Earlier this year, we told you about some communities around the country aiming to separate from their states to create brand new U.S. states. Add another candidate to the mix—this one’s in northern California.
In September 2013, citizens and officials in Siskiyou County, the northernmost county in California, met to discuss their dissatisfaction with, and alienation from, the state government in Sacramento. Siskiyou, along with a lot of northern California, is primarily rural, and the economy is driven by farming and logging. Much of the rest of California is highly populated, urban, and leans to the left politically. Feeling that they shouldn’t be government by a government that doesn’t have its needs at heart, the Siskiyou County Board of Supervisors voted 4-1 in favor of a declaration to secede from California.

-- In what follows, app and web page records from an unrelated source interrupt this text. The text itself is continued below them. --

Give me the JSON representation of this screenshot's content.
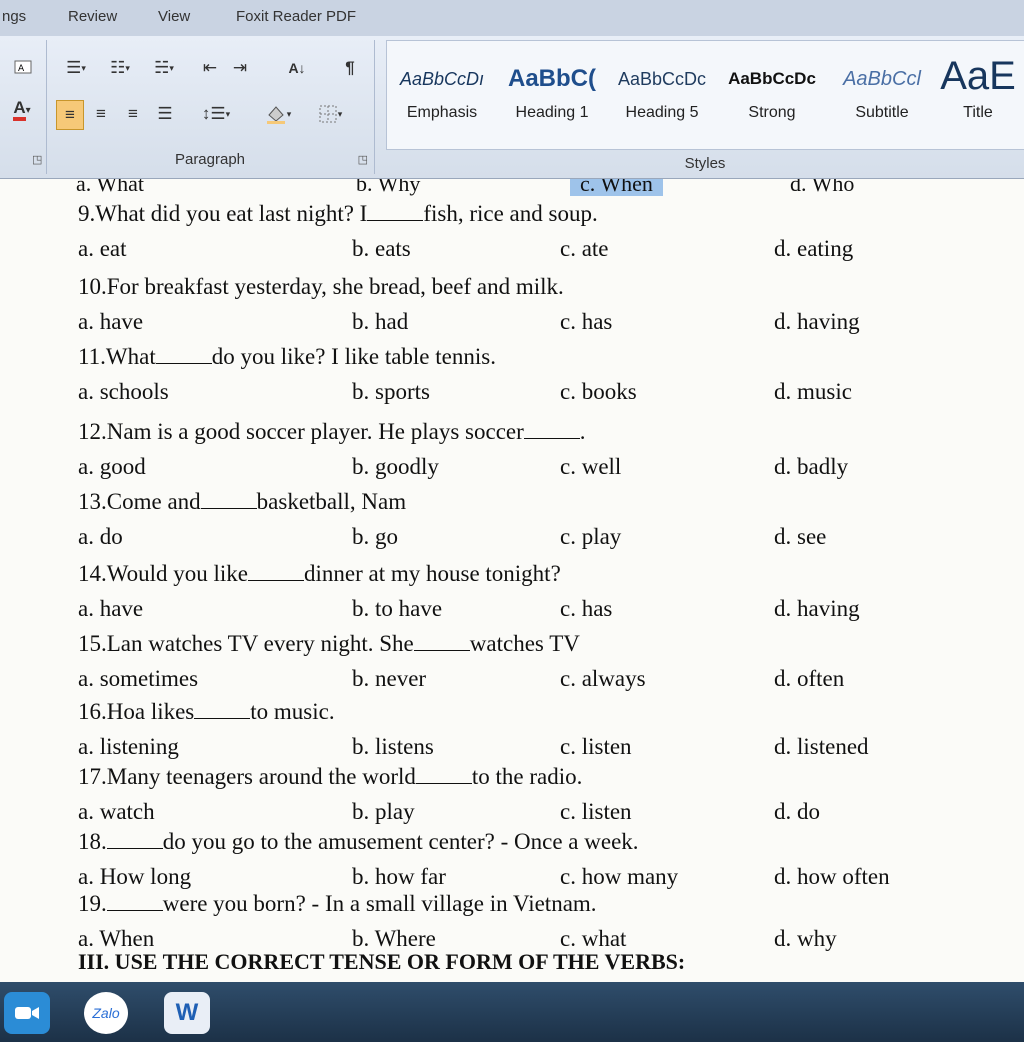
{
  "menu": [
    "ngs",
    "Review",
    "View",
    "Foxit Reader PDF"
  ],
  "paragraph_group": {
    "label": "Paragraph",
    "sort_glyph": "A↓",
    "pilcrow": "¶"
  },
  "styles_group": {
    "label": "Styles",
    "tiles": [
      {
        "sample": "AaBbCcDı",
        "name": "Emphasis"
      },
      {
        "sample": "AaBbC(",
        "name": "Heading 1"
      },
      {
        "sample": "AaBbCcDc",
        "name": "Heading 5"
      },
      {
        "sample": "AaBbCcDc",
        "name": "Strong"
      },
      {
        "sample": "AaBbCcl",
        "name": "Subtitle"
      },
      {
        "sample": "AaE",
        "name": "Title"
      }
    ]
  },
  "colors": {
    "highlight": "#9ec3ea",
    "accent": "#f6c978",
    "font_color_bar": "#d9322b"
  },
  "document": {
    "cut_options": [
      "a. What",
      "b. Why",
      "c. When",
      "d. Who"
    ],
    "questions": [
      {
        "num": "9.",
        "pre": "What did you eat last night? I",
        "post": "fish, rice and soup.",
        "options": [
          "a. eat",
          "b. eats",
          "c. ate",
          "d. eating"
        ]
      },
      {
        "num": "10.",
        "pre": "For breakfast yesterday, she bread, beef and milk.",
        "post": "",
        "options": [
          "a. have",
          "b. had",
          "c. has",
          "d. having"
        ]
      },
      {
        "num": "11.",
        "pre": "What",
        "post": "do you like? I like table tennis.",
        "options": [
          "a. schools",
          "b. sports",
          "c. books",
          "d. music"
        ]
      },
      {
        "num": "12.",
        "pre": "Nam is a good soccer player. He plays soccer",
        "post": ".",
        "options": [
          "a. good",
          "b. goodly",
          "c. well",
          "d. badly"
        ]
      },
      {
        "num": "13.",
        "pre": "Come and",
        "post": "basketball, Nam",
        "options": [
          "a. do",
          "b. go",
          "c. play",
          "d. see"
        ]
      },
      {
        "num": "14.",
        "pre": "Would you like",
        "post": "dinner at my house tonight?",
        "options": [
          "a. have",
          "b. to have",
          "c. has",
          "d. having"
        ]
      },
      {
        "num": "15.",
        "pre": "Lan watches TV every night. She",
        "post": "watches TV",
        "options": [
          "a. sometimes",
          "b. never",
          "c. always",
          "d. often"
        ]
      },
      {
        "num": "16.",
        "pre": "Hoa likes",
        "post": "to music.",
        "options": [
          "a. listening",
          "b. listens",
          "c. listen",
          "d. listened"
        ]
      },
      {
        "num": "17.",
        "pre": "Many teenagers around the world",
        "post": "to the radio.",
        "options": [
          "a. watch",
          "b. play",
          "c. listen",
          "d. do"
        ]
      },
      {
        "num": "18.",
        "pre": "",
        "post": "do you go to the amusement center? - Once a week.",
        "options": [
          "a. How long",
          "b. how far",
          "c. how many",
          "d. how often"
        ]
      },
      {
        "num": "19.",
        "pre": "",
        "post": "were you born? - In a small village in Vietnam.",
        "options": [
          "a. When",
          "b. Where",
          "c. what",
          "d. why"
        ]
      }
    ],
    "section_heading": "III. USE THE CORRECT TENSE OR FORM OF THE VERBS:"
  },
  "taskbar": {
    "apps": [
      "Zalo",
      "W"
    ]
  }
}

It’s a longshot, but Siskiyou is no longer alone in its endeavor. Neighboring Modoc County officials have joined the secession movement. Officials in nearby Tehama County put a referendum on the ballot, to be decided by voters in June 2014. Seven other counties have since formed secession committees: Del Norte, Humboldt, Shasta, Glenn, Butte, Sutter, and Yuba. If the new state is formed, it would have an area of about 26,052 square miles, making it the 41st largest state (just behind South Carolina), and be the 47th most populous (just behind South Dakota).
Forming a new state isn’t easy. It’s only successfully been done once in the past 160 years: when West Virginia split from Virginia in 1863. Seceding requires a majority vote in the state legislature, and then in the federal House of Representatives.
Nor is this the first time a secession movement has caught momentum in northern California. In 1859, there was a resolution to split the state in two at the Tehachpi Mountains, which are just north of Los Angeles. The idea died when the Civil War began. The movement was revived in 1941, and was set to be voted on by Congress the week Pearl Harbor was bombed and the U.S. entered World War II. Once again, the measure was overshadowed by war. In 1993, 27 counties voted in favor of a split proposed by assemblyman Stan Statham, but obviously it didn’t get anywhere.
The proposed name for the new state: Jefferson. In the 1941 campaign, counties from similarly minded southern Oregon (home of the B.R.I.) joined up with the northern California counties. Had that new state been created it would have been called Jefferson. The state flag: two Xs, representing a “double cross” by the state governments in Sacramento and Salem.